Open letter to Viktor Orbán by President Mikuláš Dzurinda

Open letter to Viktor Orbán, Prime Minister of Hungary and Chairman of FIDESZ

Brussels, 29th January 2020


Dear Viktor,

It seems like a lifetime ago since we first met. In 1998 we, both children born and raised under communism, assumed the honour of becoming our countries Prime Ministers. Do you remember those crazy days? The reforms we undertook – you in Hungary, myself in Slovakia – with the sole objective of bringing our states back into Europe, into the heart of the EU. In 2004 both our ambitions were fulfilled and now we benefit from all the economic advantages that such security provides us. Surely you can agree that Hungary and Slovakia are considerably better-off today than in those days when we had to struggle for even the right to be heard.

Since these days I do not have an opportunity to talk to you directly, I have decided to write you this open letter.

Viktor, I know you are worried that our political family – the European Peoples Party (EPP) - has failed to fully embrace its traditional, Christian values.

Although I do not share this perception, I accept you feel this way. I am also worried at how divisive it has been to identify and implement common European responses to the challenges of financial turmoil, unexpected migration, terrorism and climate change.

But, Viktor, you are underestimating the debate which is currently taking place within the EPP on these fundamental issues.

Here in the Wilfried Martens Centre, the political think tank of the EPP, we have since 2016 led an initiative that has proposed a different type of Europe. 

A strong, global Europe based not on deeper integration at every turn, but rather on the principle of subsidiarity which – as you know all too well – constitutes one of the fundamental political, legal and social principles of the Catholic social doctrine. This ‘New Europeanism’ is based on encouraging decentralisation and competition, not centralisation and harmonisation. Among other things, we have argued that ‘attempts by progressives to use the EU institutions to force liberal values on more conservative member states should be explicitly condemned as detrimental to the cause of a united Europe’.

Dear Viktor, it was a year ago when we tried to involve our Hungarian partners (FIDESZ Foundation - Foundation for a Civic Hungary) in a workshop to further discuss our ideas for the future of Europe.
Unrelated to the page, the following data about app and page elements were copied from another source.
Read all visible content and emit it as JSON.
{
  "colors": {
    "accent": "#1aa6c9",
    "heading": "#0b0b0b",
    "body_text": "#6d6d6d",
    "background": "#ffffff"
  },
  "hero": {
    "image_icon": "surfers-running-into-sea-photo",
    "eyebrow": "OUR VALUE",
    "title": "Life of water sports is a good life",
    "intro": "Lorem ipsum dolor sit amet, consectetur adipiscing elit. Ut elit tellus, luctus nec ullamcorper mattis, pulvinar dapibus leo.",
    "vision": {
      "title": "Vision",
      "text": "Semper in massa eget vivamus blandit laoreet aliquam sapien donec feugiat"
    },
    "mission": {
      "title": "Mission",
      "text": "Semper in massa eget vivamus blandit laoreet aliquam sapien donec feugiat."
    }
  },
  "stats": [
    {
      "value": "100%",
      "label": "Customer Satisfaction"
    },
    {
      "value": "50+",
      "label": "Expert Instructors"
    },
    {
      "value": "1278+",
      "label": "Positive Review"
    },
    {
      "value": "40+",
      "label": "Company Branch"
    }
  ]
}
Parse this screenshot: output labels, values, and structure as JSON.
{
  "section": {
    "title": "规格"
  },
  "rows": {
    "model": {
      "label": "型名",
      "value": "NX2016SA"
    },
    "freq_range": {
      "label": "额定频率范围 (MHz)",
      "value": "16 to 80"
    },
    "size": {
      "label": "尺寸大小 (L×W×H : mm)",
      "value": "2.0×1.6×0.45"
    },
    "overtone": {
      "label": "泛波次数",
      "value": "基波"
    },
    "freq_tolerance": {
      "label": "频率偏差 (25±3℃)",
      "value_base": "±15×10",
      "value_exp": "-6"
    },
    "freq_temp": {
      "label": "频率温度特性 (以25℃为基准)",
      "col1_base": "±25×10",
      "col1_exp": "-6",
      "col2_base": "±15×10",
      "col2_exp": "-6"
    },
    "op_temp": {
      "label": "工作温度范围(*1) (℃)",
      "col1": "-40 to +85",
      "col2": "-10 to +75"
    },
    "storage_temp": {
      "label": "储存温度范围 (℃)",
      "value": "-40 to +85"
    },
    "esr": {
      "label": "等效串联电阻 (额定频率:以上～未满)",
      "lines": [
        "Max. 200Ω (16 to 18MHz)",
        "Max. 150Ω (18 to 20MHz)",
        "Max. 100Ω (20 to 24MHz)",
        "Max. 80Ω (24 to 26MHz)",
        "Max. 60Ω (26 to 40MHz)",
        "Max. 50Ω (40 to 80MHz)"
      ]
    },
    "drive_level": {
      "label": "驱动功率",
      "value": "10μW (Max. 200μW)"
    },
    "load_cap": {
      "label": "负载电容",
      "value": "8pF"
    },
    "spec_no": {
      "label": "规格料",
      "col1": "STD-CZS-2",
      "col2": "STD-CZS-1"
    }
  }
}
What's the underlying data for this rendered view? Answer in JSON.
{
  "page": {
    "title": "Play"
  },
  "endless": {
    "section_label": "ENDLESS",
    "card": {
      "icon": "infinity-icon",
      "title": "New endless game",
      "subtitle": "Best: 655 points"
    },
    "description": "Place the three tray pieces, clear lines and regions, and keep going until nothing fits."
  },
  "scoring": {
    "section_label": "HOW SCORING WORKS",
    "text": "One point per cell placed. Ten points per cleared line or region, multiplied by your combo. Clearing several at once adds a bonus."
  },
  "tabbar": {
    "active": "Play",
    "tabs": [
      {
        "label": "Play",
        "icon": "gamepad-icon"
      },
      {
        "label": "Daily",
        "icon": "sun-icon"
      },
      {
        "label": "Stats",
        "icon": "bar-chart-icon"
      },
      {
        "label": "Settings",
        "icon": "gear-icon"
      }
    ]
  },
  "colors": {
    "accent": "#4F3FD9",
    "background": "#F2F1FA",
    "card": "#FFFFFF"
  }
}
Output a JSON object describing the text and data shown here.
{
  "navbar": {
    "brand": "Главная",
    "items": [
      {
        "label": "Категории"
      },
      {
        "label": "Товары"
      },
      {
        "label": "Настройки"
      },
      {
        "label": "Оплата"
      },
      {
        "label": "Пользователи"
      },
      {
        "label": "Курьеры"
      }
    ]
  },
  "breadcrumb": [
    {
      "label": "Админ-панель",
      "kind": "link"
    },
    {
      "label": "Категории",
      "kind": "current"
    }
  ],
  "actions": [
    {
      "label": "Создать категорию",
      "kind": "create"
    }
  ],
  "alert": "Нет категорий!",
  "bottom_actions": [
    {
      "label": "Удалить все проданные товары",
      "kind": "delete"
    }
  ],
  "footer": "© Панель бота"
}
I was saddened when I and my colleagues arrived in Budapest only to find out that the workshop had been cancelled with only one day notice. I cannot shake the feeling that this happened because of my lecture to the Central European University on the eve of our planned workshop. It was a pity, Viktor, to lose such a good opportunity to exchange views on the best centre-right vision for the future of Europe. I really feel you have lost a good opportunity. Anyway, we will continue to promote our ideas this year. We are planning events in Rome, Madrid, Stockholm, and we will also be active in Brussels, where preparations for a big ‘Conference on the future of Europe’ are underway.

I read a few days ago that you are planning to visit Rome. The occasion is to be a conference where you will speak together with Mr.Salvini. With all due respect for both of you, I predict that you will not be able to find workable responses to the crucial problems of our time. The slogans of national conservativism will be of no use for you in the search for solutions to issues like migration and climate change.

Dear Viktor, I have a different proposal for you. Please accept my invitation to come to Athens on April 2. Together with Prime Minister Mitsotakis, Commissioner Schinas and others, we will engage to find real, meaningful responses to the issue of large-scale immigration. We want to find a solution that is at its very core Christian Democratic and based on true EPP principles.

Besides, if that cancelled workshop on the future of Europe could still be held in Budapest at some point, I would be pleased. Perhaps you would find out by yourself that all is not so bad with EPP values.


Best regards,

Mikuláš Dzurinda


President of the Wilfried Martens Centre for European Studies

Prime Minister of Slovakia (1998 – 2006)


The open letter was originally published in Hungarian by the newspaper Népszava. Click here to access the digital version.